The World Meteorological Organization (WMO) said global land surface temperatures in January and April were likely the warmest since records began in 1880, at more than 1 degree Celsius higher than average for those months.
There have also been severe monsoon floods across South Asia, abnormally heavy rains in northern Europe,
"The start of the year 2007 was a very active period in terms of extreme weather events," Omar Baddour of the agency’s World Climate Program told journalists in
While most scientists believe extreme weather events will be more frequent as heat-trapping carbon dioxide emissions cause global temperatures to rise, Baddour said it was impossible to say with certainty what the second half of 2007 will bring.
"It is very difficult to make projections for the rest of the year," he said.
The Intergovernmental Panel on Climate Change (IPCC), a U.N. umbrella group of hundreds of experts, has noted an increasing trend in extreme weather events over the past 50 years and said irregular patterns are likely to intensify.
South Asia’s worst monsoon flooding in recent memory has affected 30 million people in India, Bangladesh and Nepal, destroying croplands, livestock and property and raising fears of a health crisis in the densely-populated region.
Heavy rains also doused southern
Huge swell waves swamped some 68 islands in the

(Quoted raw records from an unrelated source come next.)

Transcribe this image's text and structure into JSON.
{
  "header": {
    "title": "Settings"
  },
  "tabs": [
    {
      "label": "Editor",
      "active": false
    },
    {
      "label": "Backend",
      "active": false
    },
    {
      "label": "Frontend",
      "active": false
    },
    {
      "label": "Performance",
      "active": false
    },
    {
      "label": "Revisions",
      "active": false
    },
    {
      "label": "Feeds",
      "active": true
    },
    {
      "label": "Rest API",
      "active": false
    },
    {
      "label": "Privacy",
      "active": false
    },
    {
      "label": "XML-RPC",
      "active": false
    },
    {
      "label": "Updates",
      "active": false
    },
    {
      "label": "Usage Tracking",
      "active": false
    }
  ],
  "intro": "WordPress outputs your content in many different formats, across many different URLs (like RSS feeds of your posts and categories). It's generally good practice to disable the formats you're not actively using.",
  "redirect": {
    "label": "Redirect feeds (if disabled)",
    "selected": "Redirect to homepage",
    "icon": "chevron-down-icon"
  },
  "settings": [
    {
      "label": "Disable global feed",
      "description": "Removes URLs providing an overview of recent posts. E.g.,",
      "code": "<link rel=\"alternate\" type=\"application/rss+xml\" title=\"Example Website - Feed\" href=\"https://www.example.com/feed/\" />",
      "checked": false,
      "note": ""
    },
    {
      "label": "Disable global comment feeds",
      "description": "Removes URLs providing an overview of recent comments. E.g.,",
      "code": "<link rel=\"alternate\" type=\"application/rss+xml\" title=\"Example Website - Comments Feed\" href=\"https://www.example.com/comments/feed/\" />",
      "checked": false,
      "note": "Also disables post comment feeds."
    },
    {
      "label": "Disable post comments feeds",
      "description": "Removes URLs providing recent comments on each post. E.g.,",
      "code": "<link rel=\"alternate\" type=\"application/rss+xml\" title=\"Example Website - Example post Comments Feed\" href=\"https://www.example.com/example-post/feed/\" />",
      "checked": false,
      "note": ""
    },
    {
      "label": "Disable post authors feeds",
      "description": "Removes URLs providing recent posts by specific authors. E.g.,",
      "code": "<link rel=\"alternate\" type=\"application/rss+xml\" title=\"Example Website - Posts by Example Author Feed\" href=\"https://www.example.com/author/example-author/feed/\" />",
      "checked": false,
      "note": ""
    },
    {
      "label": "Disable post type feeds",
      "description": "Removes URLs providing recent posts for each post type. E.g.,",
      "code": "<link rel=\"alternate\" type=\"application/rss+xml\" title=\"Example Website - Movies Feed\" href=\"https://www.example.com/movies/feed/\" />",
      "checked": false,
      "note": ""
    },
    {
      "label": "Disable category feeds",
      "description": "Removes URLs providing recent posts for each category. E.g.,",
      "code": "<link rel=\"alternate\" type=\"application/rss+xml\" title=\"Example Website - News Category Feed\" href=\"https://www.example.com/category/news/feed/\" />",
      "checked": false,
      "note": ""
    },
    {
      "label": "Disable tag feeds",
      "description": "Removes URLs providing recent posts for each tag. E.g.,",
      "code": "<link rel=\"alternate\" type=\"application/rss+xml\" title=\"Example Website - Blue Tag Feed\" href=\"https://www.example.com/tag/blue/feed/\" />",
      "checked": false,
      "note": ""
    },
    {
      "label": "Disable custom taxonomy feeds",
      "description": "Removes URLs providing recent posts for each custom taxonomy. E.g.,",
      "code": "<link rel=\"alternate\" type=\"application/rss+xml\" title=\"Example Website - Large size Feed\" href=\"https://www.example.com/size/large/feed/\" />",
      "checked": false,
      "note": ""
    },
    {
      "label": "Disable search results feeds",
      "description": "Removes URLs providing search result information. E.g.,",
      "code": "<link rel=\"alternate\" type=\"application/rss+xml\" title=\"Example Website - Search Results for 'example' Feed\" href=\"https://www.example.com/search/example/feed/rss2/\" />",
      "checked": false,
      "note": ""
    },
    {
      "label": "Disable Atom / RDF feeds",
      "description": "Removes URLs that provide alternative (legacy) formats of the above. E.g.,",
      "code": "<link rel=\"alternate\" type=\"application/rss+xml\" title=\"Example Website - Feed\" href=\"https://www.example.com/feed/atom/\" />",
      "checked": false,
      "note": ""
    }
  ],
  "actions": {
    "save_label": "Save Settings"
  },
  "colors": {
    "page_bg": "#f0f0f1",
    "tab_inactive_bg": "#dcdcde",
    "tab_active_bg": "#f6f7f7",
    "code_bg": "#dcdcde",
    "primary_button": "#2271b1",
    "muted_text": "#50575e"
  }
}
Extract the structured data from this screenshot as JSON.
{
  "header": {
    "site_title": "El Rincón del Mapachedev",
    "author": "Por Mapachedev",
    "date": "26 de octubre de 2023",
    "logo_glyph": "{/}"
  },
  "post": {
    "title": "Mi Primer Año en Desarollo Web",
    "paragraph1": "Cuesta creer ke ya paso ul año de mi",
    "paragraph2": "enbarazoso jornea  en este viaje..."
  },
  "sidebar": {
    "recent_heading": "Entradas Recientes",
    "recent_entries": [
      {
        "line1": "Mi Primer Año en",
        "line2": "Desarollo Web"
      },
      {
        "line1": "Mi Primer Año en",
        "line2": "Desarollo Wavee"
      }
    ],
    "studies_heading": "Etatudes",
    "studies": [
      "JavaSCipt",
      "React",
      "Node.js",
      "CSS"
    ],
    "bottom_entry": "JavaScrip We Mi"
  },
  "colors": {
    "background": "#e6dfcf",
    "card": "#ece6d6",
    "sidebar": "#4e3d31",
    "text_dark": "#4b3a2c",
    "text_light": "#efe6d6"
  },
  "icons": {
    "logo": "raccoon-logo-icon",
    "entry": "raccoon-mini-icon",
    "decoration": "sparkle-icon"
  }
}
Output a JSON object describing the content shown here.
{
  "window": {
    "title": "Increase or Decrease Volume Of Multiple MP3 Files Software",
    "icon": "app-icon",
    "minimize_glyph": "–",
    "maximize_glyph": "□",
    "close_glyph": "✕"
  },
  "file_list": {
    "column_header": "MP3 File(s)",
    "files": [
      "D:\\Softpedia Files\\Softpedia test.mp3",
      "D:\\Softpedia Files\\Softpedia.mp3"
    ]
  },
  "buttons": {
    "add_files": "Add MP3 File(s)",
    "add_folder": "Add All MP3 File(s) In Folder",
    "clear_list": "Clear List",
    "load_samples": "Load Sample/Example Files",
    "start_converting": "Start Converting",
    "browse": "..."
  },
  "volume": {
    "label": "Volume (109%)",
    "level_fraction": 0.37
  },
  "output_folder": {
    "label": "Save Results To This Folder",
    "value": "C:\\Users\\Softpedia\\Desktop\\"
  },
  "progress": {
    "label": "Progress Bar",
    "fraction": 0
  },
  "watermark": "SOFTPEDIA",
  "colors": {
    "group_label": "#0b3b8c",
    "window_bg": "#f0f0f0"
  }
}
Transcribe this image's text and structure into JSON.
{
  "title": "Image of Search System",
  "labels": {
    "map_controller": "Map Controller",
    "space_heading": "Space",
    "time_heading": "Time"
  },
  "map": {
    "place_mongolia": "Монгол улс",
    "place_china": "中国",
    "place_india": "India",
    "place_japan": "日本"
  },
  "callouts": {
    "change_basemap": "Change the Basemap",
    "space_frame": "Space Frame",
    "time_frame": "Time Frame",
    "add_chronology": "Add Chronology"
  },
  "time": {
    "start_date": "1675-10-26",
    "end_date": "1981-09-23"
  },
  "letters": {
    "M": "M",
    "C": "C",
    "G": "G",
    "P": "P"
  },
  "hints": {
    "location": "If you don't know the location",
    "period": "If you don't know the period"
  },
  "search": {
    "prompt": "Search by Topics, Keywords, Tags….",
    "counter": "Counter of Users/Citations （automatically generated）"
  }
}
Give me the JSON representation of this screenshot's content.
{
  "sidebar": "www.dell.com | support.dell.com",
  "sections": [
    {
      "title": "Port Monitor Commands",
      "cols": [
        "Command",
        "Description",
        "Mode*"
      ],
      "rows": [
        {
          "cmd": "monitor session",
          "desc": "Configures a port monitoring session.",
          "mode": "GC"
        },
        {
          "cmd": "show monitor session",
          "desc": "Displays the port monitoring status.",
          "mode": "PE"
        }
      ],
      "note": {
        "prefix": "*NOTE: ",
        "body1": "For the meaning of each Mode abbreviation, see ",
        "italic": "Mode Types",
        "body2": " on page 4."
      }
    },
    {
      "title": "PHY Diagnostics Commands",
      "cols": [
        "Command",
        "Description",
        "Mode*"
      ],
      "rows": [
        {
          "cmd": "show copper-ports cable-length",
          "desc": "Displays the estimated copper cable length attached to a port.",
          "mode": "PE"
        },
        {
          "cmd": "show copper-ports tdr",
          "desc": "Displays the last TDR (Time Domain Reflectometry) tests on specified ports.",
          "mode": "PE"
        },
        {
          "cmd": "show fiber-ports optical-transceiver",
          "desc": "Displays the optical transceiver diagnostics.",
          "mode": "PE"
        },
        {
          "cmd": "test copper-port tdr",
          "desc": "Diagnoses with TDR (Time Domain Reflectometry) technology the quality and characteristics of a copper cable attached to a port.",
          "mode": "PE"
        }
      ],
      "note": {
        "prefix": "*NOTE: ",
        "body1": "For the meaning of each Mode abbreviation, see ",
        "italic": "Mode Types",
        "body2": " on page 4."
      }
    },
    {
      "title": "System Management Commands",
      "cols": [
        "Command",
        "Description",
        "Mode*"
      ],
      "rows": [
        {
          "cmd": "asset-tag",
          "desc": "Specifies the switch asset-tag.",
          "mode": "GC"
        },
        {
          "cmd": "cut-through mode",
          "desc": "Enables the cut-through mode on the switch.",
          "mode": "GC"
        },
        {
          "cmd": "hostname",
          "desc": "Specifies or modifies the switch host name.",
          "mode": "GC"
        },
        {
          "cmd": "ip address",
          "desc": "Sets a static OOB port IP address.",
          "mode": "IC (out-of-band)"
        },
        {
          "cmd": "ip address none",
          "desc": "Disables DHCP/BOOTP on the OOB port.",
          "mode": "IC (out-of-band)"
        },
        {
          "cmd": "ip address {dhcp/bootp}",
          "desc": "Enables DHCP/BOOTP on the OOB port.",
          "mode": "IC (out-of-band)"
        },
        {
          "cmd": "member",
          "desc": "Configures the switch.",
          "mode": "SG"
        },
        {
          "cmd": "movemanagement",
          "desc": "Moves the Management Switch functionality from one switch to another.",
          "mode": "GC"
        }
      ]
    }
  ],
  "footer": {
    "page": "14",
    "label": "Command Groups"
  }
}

Temperature records were broken in southeastern Europe in June and July, and in western and central
The WMO and its 188 member states are working to set up an early warning system for extreme weather events. The agency is also seeking to improve monitoring of the impacts of climate change, particularly in poorer countries which are expected to bear the brunt of floods, droughts and storms.